• _Recorded data_
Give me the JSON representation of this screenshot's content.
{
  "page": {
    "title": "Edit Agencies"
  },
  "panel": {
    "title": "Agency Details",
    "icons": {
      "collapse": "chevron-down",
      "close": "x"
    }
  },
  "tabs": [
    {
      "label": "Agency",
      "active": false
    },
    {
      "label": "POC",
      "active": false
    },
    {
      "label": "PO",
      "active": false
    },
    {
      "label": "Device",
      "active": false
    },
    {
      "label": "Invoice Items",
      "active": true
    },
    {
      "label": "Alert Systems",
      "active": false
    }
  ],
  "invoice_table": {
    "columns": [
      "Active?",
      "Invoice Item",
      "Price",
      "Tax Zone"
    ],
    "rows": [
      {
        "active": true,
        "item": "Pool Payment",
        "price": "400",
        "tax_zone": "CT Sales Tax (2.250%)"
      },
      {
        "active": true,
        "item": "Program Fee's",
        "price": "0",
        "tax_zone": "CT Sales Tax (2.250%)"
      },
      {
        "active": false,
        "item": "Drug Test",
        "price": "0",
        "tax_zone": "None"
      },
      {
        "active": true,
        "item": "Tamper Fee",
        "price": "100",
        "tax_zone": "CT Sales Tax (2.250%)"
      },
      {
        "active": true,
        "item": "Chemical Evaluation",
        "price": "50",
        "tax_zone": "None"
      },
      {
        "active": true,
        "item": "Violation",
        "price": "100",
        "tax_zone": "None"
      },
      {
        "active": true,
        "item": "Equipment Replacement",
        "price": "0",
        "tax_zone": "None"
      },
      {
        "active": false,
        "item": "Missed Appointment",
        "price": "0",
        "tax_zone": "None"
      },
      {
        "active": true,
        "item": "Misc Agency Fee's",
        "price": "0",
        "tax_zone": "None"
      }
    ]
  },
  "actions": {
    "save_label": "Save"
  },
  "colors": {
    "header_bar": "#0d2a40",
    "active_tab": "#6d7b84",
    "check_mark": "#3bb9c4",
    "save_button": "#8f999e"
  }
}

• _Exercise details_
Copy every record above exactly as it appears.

• _Solution to the problem_
Give me the JSON representation of this screenshot's content.
{
  "page": {
    "title": "Edit Agencies"
  },
  "panel": {
    "title": "Agency Details",
    "icons": {
      "collapse": "chevron-down",
      "close": "x"
    }
  },
  "tabs": [
    {
      "label": "Agency",
      "active": false
    },
    {
      "label": "POC",
      "active": false
    },
    {
      "label": "PO",
      "active": false
    },
    {
      "label": "Device",
      "active": false
    },
    {
      "label": "Invoice Items",
      "active": true
    },
    {
      "label": "Alert Systems",
      "active": false
    }
  ],
  "invoice_table": {
    "columns": [
      "Active?",
      "Invoice Item",
      "Price",
      "Tax Zone"
    ],
    "rows": [
      {
        "active": true,
        "item": "Pool Payment",
        "price": "400",
        "tax_zone": "CT Sales Tax (2.250%)"
      },
      {
        "active": true,
        "item": "Program Fee's",
        "price": "0",
        "tax_zone": "CT Sales Tax (2.250%)"
      },
      {
        "active": false,
        "item": "Drug Test",
        "price": "0",
        "tax_zone": "None"
      },
      {
        "active": true,
        "item": "Tamper Fee",
        "price": "100",
        "tax_zone": "CT Sales Tax (2.250%)"
      },
      {
        "active": true,
        "item": "Chemical Evaluation",
        "price": "50",
        "tax_zone": "None"
      },
      {
        "active": true,
        "item": "Violation",
        "price": "100",
        "tax_zone": "None"
      },
      {
        "active": true,
        "item": "Equipment Replacement",
        "price": "0",
        "tax_zone": "None"
      },
      {
        "active": false,
        "item": "Missed Appointment",
        "price": "0",
        "tax_zone": "None"
      },
      {
        "active": true,
        "item": "Misc Agency Fee's",
        "price": "0",
        "tax_zone": "None"
      }
    ]
  },
  "actions": {
    "save_label": "Save"
  },
  "colors": {
    "header_bar": "#0d2a40",
    "active_tab": "#6d7b84",
    "check_mark": "#3bb9c4",
    "save_button": "#8f999e"
  }
}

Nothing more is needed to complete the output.